[Data items]
=== Section Start ===
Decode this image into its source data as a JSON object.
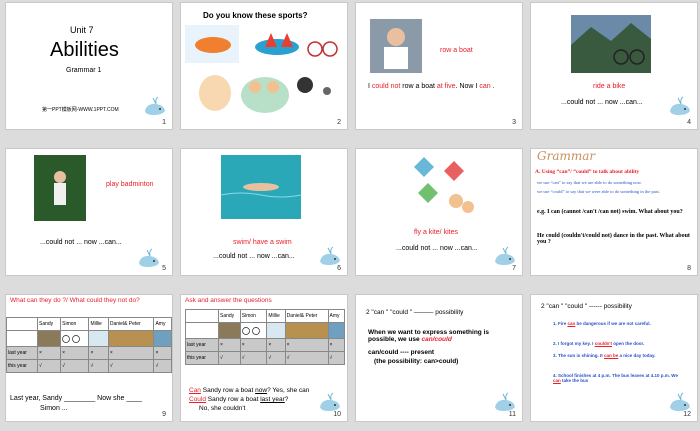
{
  "colors": {
    "red": "#e8202a",
    "blue": "#2a50c8",
    "gray": "#c9c9c9"
  },
  "slides": [
    {
      "num": "1",
      "unit": "Unit 7",
      "title": "Abilities",
      "subtitle": "Grammar 1",
      "footer": "第一PPT模板网-WWW.1PPT.COM"
    },
    {
      "num": "2",
      "heading": "Do you know these sports?"
    },
    {
      "num": "3",
      "caption": "row a boat",
      "body_a": "I ",
      "body_red1": "could not",
      "body_b": " row a boat ",
      "body_red2": "at five",
      "body_c": ".  Now I ",
      "body_red3": "can",
      "body_d": " ."
    },
    {
      "num": "4",
      "caption": "ride a bike",
      "body": "...could not ...        now  ...can..."
    },
    {
      "num": "5",
      "caption": "play badminton",
      "body": "...could not ...        now  ...can..."
    },
    {
      "num": "6",
      "caption": "swim/ have  a  swim",
      "body": "...could not ...        now  ...can..."
    },
    {
      "num": "7",
      "caption": "fly a kite/ kites",
      "body": "...could not ...        now  ...can..."
    },
    {
      "num": "8",
      "heading": "Grammar",
      "line_a": "A.  Using “can”/ “could” to talk about ability",
      "line_b": "we use “can” to say that we are able to do something now.",
      "line_c": "we use “could” to say that we were able to do something in the past.",
      "line_d": "e.g.  I can (cannot /can't /can not)  swim. What about you?",
      "line_e": "He  could (couldn't/could not) dance in the past. What  about you ?"
    },
    {
      "num": "9",
      "heading": "What can they do ?/ What could they not do?",
      "cols": [
        "Sandy",
        "Simon",
        "Millie",
        "Daniel& Peter",
        "Amy"
      ],
      "rows": [
        {
          "label": "last year",
          "cells": [
            "×",
            "×",
            "×",
            "×",
            "×"
          ]
        },
        {
          "label": "this year",
          "cells": [
            "√",
            "√",
            "√",
            "√",
            "√"
          ]
        }
      ],
      "q1": "Last year, Sandy ________ Now  she ____",
      "q2": "Simon ..."
    },
    {
      "num": "10",
      "heading": "Ask and answer the questions",
      "cols": [
        "Sandy",
        "Simon",
        "Millie",
        "Daniel& Peter",
        "Amy"
      ],
      "rows": [
        {
          "label": "last year",
          "cells": [
            "×",
            "×",
            "×",
            "×",
            "×"
          ]
        },
        {
          "label": "this year",
          "cells": [
            "√",
            "√",
            "√",
            "√",
            "√"
          ]
        }
      ],
      "q1_red": "Can",
      "q1": " Sandy row a boat ",
      "q1_u": "now",
      "q1_b": "?  Yes, she can",
      "q2_red": "Could",
      "q2": " Sandy row a boat ",
      "q2_u": "last year",
      "q2_b": "?",
      "q3": "No, she couldn't"
    },
    {
      "num": "11",
      "heading": "2 \"can \" \"could \" ——— possibility",
      "para1": "When we want to express something is possible, we use ",
      "para1_red": "can/could",
      "para2": "can/could ---- present",
      "para3": "(the possibility:  can>could)"
    },
    {
      "num": "12",
      "heading": "2 \"can \" \"could \"  ------  possibility",
      "items": [
        {
          "n": "1. Fire ",
          "blank": "can",
          "rest": " be dangerous if we are not careful."
        },
        {
          "n": "2. I forgot my key. I ",
          "blank": "couldn't",
          "rest": " open the door."
        },
        {
          "n": "3. The sun  is  shining. It ",
          "blank": "can be",
          "rest": " a nice day today."
        },
        {
          "n": "4. School finishes at 4 p.m. The bus leaves at 4.10 p.m. We ",
          "blank": "can",
          "rest": " take the bus"
        }
      ]
    }
  ]
}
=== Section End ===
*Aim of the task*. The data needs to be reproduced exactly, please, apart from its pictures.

*Solution to this problem*.
Decode this image into its source data as a JSON object.
{
  "colors": {
    "red": "#e8202a",
    "blue": "#2a50c8",
    "gray": "#c9c9c9"
  },
  "slides": [
    {
      "num": "1",
      "unit": "Unit 7",
      "title": "Abilities",
      "subtitle": "Grammar 1",
      "footer": "第一PPT模板网-WWW.1PPT.COM"
    },
    {
      "num": "2",
      "heading": "Do you know these sports?"
    },
    {
      "num": "3",
      "caption": "row a boat",
      "body_a": "I ",
      "body_red1": "could not",
      "body_b": " row a boat ",
      "body_red2": "at five",
      "body_c": ".  Now I ",
      "body_red3": "can",
      "body_d": " ."
    },
    {
      "num": "4",
      "caption": "ride a bike",
      "body": "...could not ...        now  ...can..."
    },
    {
      "num": "5",
      "caption": "play badminton",
      "body": "...could not ...        now  ...can..."
    },
    {
      "num": "6",
      "caption": "swim/ have  a  swim",
      "body": "...could not ...        now  ...can..."
    },
    {
      "num": "7",
      "caption": "fly a kite/ kites",
      "body": "...could not ...        now  ...can..."
    },
    {
      "num": "8",
      "heading": "Grammar",
      "line_a": "A.  Using “can”/ “could” to talk about ability",
      "line_b": "we use “can” to say that we are able to do something now.",
      "line_c": "we use “could” to say that we were able to do something in the past.",
      "line_d": "e.g.  I can (cannot /can't /can not)  swim. What about you?",
      "line_e": "He  could (couldn't/could not) dance in the past. What  about you ?"
    },
    {
      "num": "9",
      "heading": "What can they do ?/ What could they not do?",
      "cols": [
        "Sandy",
        "Simon",
        "Millie",
        "Daniel& Peter",
        "Amy"
      ],
      "rows": [
        {
          "label": "last year",
          "cells": [
            "×",
            "×",
            "×",
            "×",
            "×"
          ]
        },
        {
          "label": "this year",
          "cells": [
            "√",
            "√",
            "√",
            "√",
            "√"
          ]
        }
      ],
      "q1": "Last year, Sandy ________ Now  she ____",
      "q2": "Simon ..."
    },
    {
      "num": "10",
      "heading": "Ask and answer the questions",
      "cols": [
        "Sandy",
        "Simon",
        "Millie",
        "Daniel& Peter",
        "Amy"
      ],
      "rows": [
        {
          "label": "last year",
          "cells": [
            "×",
            "×",
            "×",
            "×",
            "×"
          ]
        },
        {
          "label": "this year",
          "cells": [
            "√",
            "√",
            "√",
            "√",
            "√"
          ]
        }
      ],
      "q1_red": "Can",
      "q1": " Sandy row a boat ",
      "q1_u": "now",
      "q1_b": "?  Yes, she can",
      "q2_red": "Could",
      "q2": " Sandy row a boat ",
      "q2_u": "last year",
      "q2_b": "?",
      "q3": "No, she couldn't"
    },
    {
      "num": "11",
      "heading": "2 \"can \" \"could \" ——— possibility",
      "para1": "When we want to express something is possible, we use ",
      "para1_red": "can/could",
      "para2": "can/could ---- present",
      "para3": "(the possibility:  can>could)"
    },
    {
      "num": "12",
      "heading": "2 \"can \" \"could \"  ------  possibility",
      "items": [
        {
          "n": "1. Fire ",
          "blank": "can",
          "rest": " be dangerous if we are not careful."
        },
        {
          "n": "2. I forgot my key. I ",
          "blank": "couldn't",
          "rest": " open the door."
        },
        {
          "n": "3. The sun  is  shining. It ",
          "blank": "can be",
          "rest": " a nice day today."
        },
        {
          "n": "4. School finishes at 4 p.m. The bus leaves at 4.10 p.m. We ",
          "blank": "can",
          "rest": " take the bus"
        }
      ]
    }
  ]
}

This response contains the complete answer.